Never again will we say anything against the EU bureaucracy. Because we owe the pleasure of reading the most beautiful comments to our brave civil servants from Brussels and Strasbourg. Recently, we came across the following communication, as displayed on the official journal of the European Union, concerning the classification of certain goods in the Combined Nomenclature: A flexible article (so-called pool noodle) made of cellular plastics (plastic foam) in the shape of a hollow tube of a length of approximately 1 m and a diameter of approximately 8 cm. The article floats on water and is presented to be used as a buoyancy aid, complying with a European standard for buoyancy aids for swimming instruction (EN 13138-2:2014). The article is also shock-absorbent and thermally insulating.
The document goes on to say, Classification under heading 9506 as articles and equipment for general physical exercise, gymnastics, athletics, other sports or outdoor games is excluded, because due to its simple, common shape the article cannot be identified as an article designed for physical exercise or sports of heading 9506, although due to its floating abilities the article complies with the standard for buoyancy aids for swimming instructions. Moreover, due to its simple shape and common material, the article could be used for various purposes (for example, as shock absorbing protective products that are wrapped around poles, thermal insulation products that are wrapped around pipes, products for the amusement of kids). Likewise, classification under heading 9503 as other toys is excluded, because the article cannot clearly be identified as an article for the amusement of kids or adults given its design. Consequently, the article is to be classified according to its constituent material (plastics). The article is therefore to be classified under CN code 3926 90 97 as other articles of plastics.

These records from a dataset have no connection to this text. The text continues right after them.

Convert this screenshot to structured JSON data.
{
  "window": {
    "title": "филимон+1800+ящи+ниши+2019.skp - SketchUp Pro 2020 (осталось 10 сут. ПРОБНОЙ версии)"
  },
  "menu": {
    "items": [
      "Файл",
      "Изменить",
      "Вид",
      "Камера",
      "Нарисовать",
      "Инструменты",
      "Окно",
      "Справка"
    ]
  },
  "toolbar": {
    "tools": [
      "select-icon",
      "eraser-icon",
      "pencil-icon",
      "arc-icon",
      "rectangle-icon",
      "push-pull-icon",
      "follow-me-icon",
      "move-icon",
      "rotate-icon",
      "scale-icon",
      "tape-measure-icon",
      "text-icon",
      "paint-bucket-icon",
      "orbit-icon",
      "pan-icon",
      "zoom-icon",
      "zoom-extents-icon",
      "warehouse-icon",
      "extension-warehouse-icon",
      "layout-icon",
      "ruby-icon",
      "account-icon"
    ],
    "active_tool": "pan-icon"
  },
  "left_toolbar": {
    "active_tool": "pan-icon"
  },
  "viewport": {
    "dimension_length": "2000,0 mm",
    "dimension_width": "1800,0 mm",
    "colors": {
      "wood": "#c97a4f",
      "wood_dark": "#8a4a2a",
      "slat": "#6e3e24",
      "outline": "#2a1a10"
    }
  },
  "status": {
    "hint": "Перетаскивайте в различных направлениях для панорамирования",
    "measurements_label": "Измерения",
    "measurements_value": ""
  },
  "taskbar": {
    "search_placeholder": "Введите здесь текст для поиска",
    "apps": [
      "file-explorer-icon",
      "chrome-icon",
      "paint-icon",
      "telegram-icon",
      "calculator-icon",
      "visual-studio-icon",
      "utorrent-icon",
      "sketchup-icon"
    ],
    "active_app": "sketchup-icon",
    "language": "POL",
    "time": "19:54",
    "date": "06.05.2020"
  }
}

You couldnt have put it better, EU. You couldnt possibly have put it better.
More news on Plasteurope.com...